In the records below, count the lines that have "name" and answer with the number alone.
*** RECORDS SHOWN ***
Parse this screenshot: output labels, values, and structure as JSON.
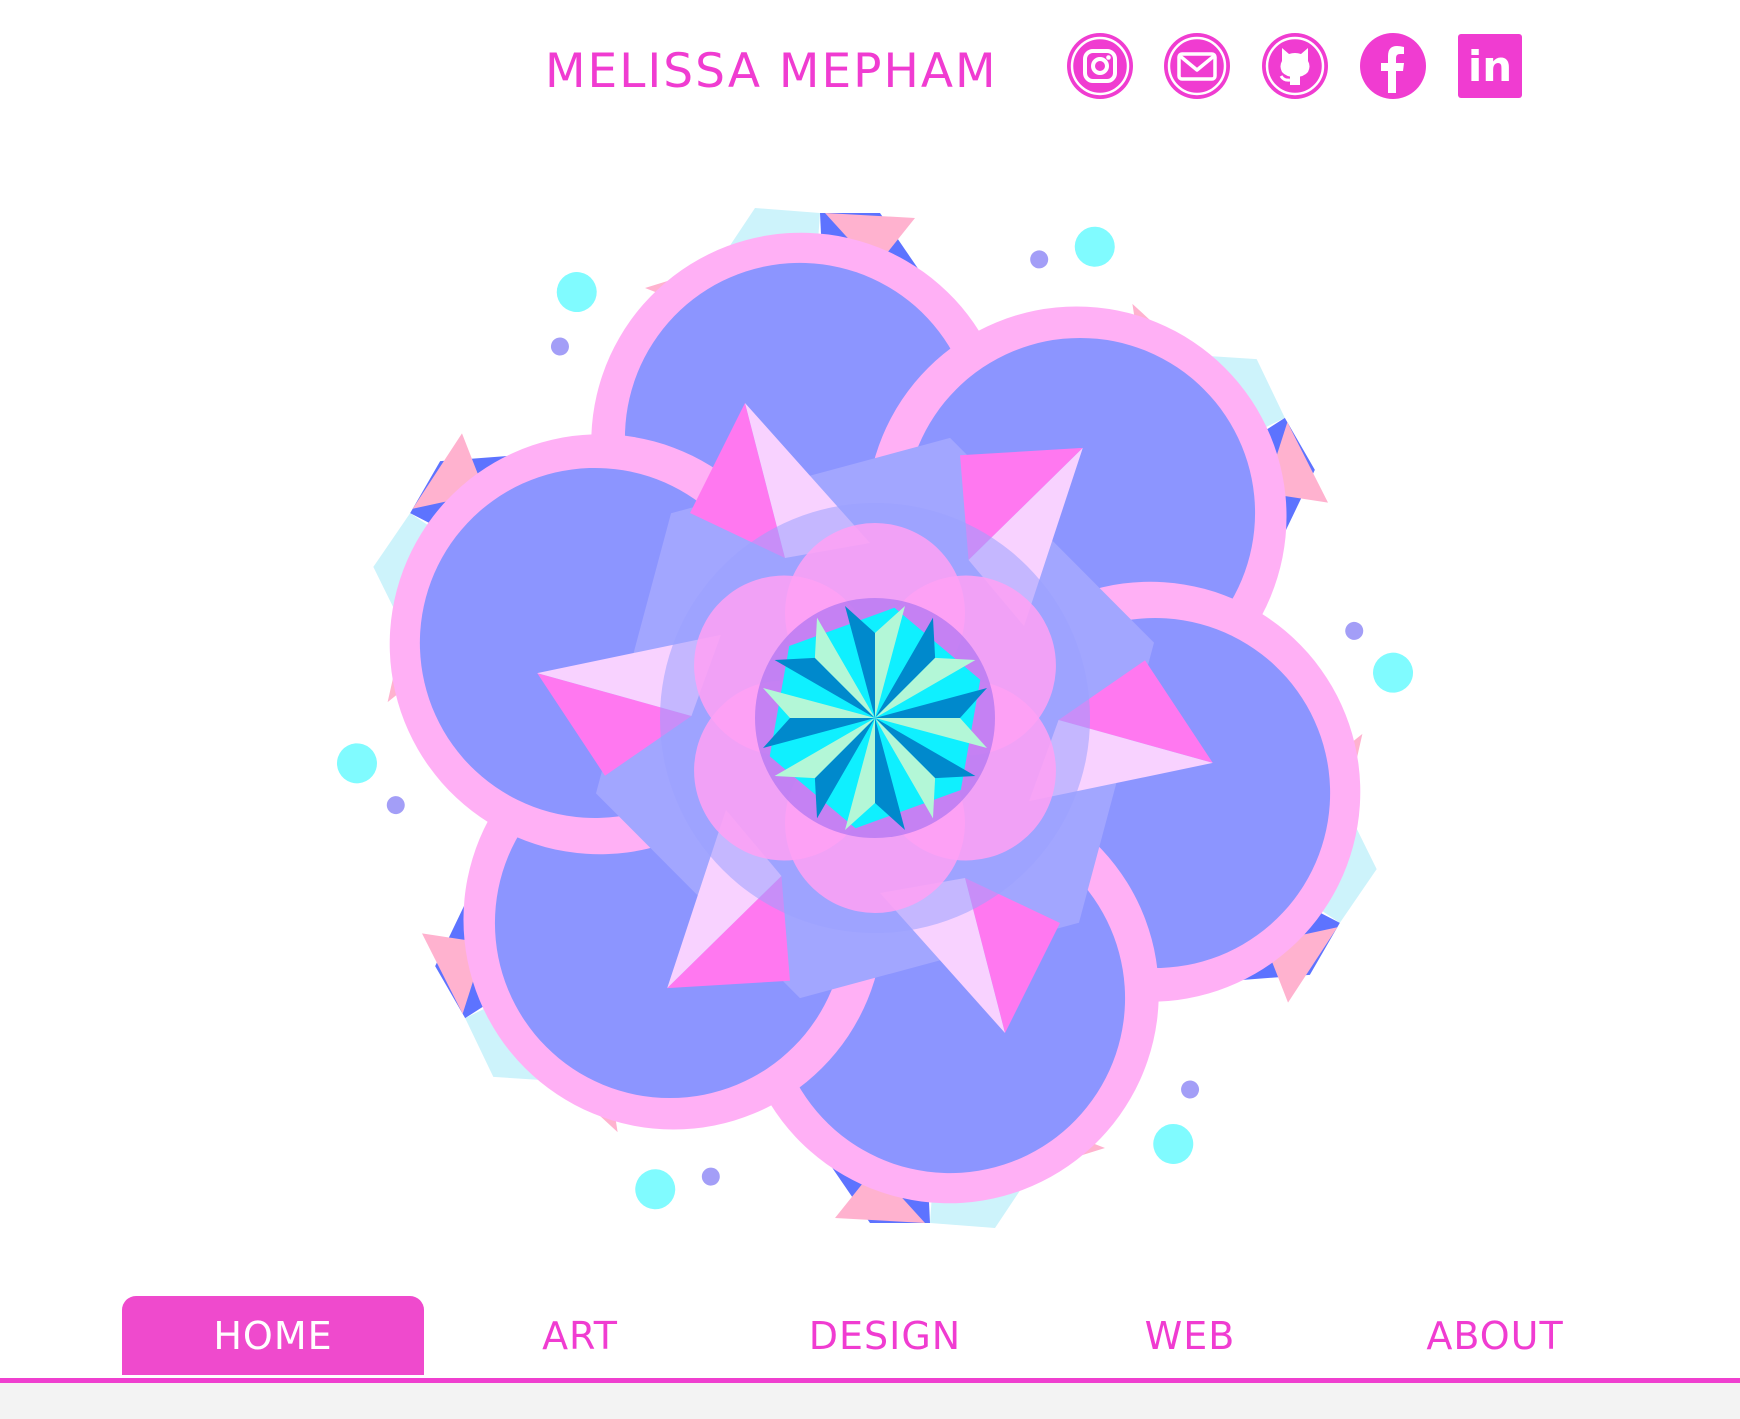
{
  "site": {
    "title": "MELISSA MEPHAM",
    "accent_color": "#f03cd1"
  },
  "social": [
    {
      "name": "instagram-icon",
      "label": "Instagram"
    },
    {
      "name": "email-icon",
      "label": "Email"
    },
    {
      "name": "github-icon",
      "label": "GitHub"
    },
    {
      "name": "facebook-icon",
      "label": "Facebook"
    },
    {
      "name": "linkedin-icon",
      "label": "LinkedIn",
      "glyph": "in"
    }
  ],
  "hero": {
    "type": "geometric mandala illustration",
    "colors": {
      "periwinkle": "#8c95ff",
      "blue": "#5d73ff",
      "light_cyan": "#cdf3fb",
      "pink": "#ffb0da",
      "magenta": "#ff78f0",
      "rose": "#ffb2cf",
      "cyan": "#0ff0ff",
      "aqua": "#80fbff"
    }
  },
  "nav": {
    "items": [
      {
        "label": "HOME",
        "active": true
      },
      {
        "label": "ART",
        "active": false
      },
      {
        "label": "DESIGN",
        "active": false
      },
      {
        "label": "WEB",
        "active": false
      },
      {
        "label": "ABOUT",
        "active": false
      }
    ]
  }
}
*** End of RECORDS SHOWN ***
◆ **EXERCISE RESPONSE**
5